Saved entries
Start of Block
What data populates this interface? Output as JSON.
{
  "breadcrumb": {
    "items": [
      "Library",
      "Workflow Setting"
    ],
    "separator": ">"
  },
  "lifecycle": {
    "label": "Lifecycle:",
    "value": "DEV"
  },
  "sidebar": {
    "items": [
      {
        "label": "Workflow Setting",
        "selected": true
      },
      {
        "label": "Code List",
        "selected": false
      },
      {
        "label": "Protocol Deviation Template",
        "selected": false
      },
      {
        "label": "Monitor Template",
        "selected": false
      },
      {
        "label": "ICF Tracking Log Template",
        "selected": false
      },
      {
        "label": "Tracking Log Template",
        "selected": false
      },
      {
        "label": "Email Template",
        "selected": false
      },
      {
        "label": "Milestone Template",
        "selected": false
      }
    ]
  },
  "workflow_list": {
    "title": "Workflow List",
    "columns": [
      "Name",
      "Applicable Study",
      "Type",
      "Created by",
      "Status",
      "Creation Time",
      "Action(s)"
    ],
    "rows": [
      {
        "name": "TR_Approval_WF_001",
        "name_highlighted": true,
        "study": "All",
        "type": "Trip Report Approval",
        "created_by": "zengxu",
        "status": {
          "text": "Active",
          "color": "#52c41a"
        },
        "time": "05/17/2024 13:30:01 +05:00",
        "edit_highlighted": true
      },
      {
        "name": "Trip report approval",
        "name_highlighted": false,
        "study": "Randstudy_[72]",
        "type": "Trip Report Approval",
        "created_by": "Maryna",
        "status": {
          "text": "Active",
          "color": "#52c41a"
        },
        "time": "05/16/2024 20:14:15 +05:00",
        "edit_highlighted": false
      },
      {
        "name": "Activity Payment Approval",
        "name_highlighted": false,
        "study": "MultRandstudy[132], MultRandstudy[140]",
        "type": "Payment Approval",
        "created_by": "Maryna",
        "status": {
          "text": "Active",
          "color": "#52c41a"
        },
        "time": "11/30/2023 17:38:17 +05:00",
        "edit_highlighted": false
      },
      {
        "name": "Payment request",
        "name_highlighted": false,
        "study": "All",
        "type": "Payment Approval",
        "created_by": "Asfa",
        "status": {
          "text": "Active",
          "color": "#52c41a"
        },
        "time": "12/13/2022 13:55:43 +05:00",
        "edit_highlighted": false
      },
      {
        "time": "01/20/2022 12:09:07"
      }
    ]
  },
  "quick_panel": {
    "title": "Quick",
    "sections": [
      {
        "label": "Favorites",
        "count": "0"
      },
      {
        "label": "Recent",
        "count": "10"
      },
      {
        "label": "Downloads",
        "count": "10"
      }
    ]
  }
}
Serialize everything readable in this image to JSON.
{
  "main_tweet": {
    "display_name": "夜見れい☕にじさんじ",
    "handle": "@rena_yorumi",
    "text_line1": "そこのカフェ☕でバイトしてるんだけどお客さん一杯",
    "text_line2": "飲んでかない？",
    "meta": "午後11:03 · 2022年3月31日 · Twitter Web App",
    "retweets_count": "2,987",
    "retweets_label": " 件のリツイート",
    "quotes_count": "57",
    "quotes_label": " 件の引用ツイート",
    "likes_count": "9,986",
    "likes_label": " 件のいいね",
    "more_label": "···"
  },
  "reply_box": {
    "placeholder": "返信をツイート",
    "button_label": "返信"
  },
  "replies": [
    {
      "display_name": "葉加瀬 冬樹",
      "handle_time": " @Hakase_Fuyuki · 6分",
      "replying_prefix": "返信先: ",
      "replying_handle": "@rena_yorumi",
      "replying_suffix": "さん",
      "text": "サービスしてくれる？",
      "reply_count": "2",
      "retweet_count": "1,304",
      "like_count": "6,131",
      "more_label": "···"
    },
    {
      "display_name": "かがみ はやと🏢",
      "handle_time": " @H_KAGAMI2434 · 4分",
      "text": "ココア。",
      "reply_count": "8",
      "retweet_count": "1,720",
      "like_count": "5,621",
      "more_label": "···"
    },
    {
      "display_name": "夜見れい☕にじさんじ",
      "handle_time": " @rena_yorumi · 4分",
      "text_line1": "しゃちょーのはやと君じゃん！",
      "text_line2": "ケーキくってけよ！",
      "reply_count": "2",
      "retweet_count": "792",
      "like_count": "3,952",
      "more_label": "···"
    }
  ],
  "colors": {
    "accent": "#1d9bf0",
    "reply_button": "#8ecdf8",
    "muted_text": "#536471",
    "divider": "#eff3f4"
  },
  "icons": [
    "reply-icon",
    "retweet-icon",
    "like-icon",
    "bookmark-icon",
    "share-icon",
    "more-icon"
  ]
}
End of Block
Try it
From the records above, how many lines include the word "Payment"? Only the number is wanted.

Solved exercise
4